Between our resident nanny/tourista extraordinaire wanting to see all the sights of the city and Dave's crazy work schedule, replete with dozens of work dinners and social events (you can stop rolling your eyes, I promise that 4 course Italian dinners get burdensome after a while), we literally ate out of the house an average of 5 times per week. And poor Joey? Well, he tasted his way through a patate fritte tour of the Eternal City. Except for some terrifying situations, where french fries weren't on the menu...and then we froze.
What to do? We would start frantically pouring over the menu, trying to identify safe dishes while slapping away desperate hands from the omnipresent breadbasket. Um, how about carrotes julianne con limone? Or tacchino arrosta con rocket? Maybe some carcifora romana?
Before we knew it, we'd identified more than a few winners, and we made the startling discovery that our kids don't only tolerate but actually really like artichokes, broccoli, roasted red peppers, carrots marinated in olive oil and garlic, and most surprisingly to me, caprese salad - and the whole thing, not just the mozzarella like their weirdo mom.
So we've been cooking more meals at home these last couple weeks, and I'm slowly learning to shift from bean and corn-tortilla centric dishes to preparing meals using whatever is fresh and in season at our market down below the apartment.
Right now, strawberries, artichokes, fennel (gag), and asparagus are all in season, and therefore cheap and abundant. It's not like in the US where you can find whatever produce you're looking for, either; they don't seem to import out-of-season goodies from across the globe, which isn't an entirely bad thing, I'm guessing.
Which brings me to last night's dinner. I am no photographer, and I am an embarrassment to the blogosphere with my utter and complete lack of technical knowledge, so please forgive these fancy caption-less photos which are in no way worthy of pinterest ... or really even of your continued attention. But I took them and I've come this far in my naptime posting, so:
Paleo/Gluten-free Chicken Parmesan with Roman Artichokes
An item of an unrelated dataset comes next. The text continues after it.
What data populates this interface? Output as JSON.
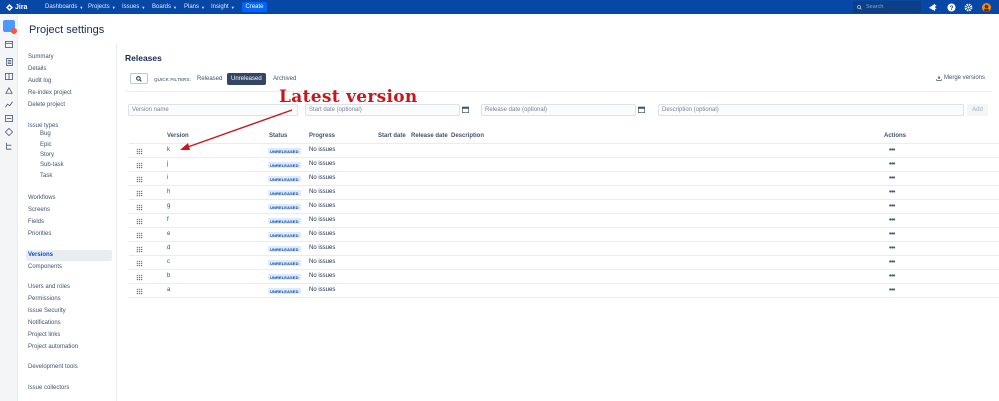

(Serves 2 adults and 2 hungry-ish toddlers)
1 boneless skinless chicken breast, filleted into thin slices
8-10 large cherry tomatoes
4 oz parmesan cheese (powdered fakey fake is fine. Mine was powdered real, but I'm sure it still would've given a real Italian a stroke to see me dump it from a plastic bag rather than shred it myself)
a few sprigs of basil
4 cloves of garlic
3 artichokes, trimmed and with stems intact (probably hard to find in the US? I don't know)
salt and pepper
First things first, call your husband and ask him to bring home some red wine. Then, unwisely allow the kids to climb up on the chairs next to the table you're working on, so they can help de-stem the tomatoes and practice grabbing the knife by it's blade.
|After a few minutes of dicing and cutting, leave the children unattended in the kitchen to wander out on the balcony to snap a picture of St. Peter's in the sunset glow. I will never get tired of this view.|
|So good. And edible in their entirety. How did I not know this for 30 years?|
|You can melt some softer cheese on top of them towards the end of the cooking process. I had gouda on hand, so that's what I used.|
Drain the blanched tomatoes and proceed to split them open with a fork (careful, they squirt) and smash them into oblivion. Add parmesan, chopped basil, salt and pepper to taste, and some oregano because hey, you're the boss of this tomato sauce. And an entire clove of crushed garlic. Saute on medium high for 20 minutes or so, until the sauce thickens a bit. It will be very chunky, but also very delicious, so ... win win.
|In retrospect, larger tomatoes would probably have yielded a more respectable amount of sauce.|
|Our matching espresso makers. Dave is on a decaf kick, so we're a mixed household these days.|
|The view from the kitchen window. Not too shabby, at least when scary neighbor lady isn't creeping at us through the window directly across. She always recoils in horror if we catch her eye. Viva Italia.|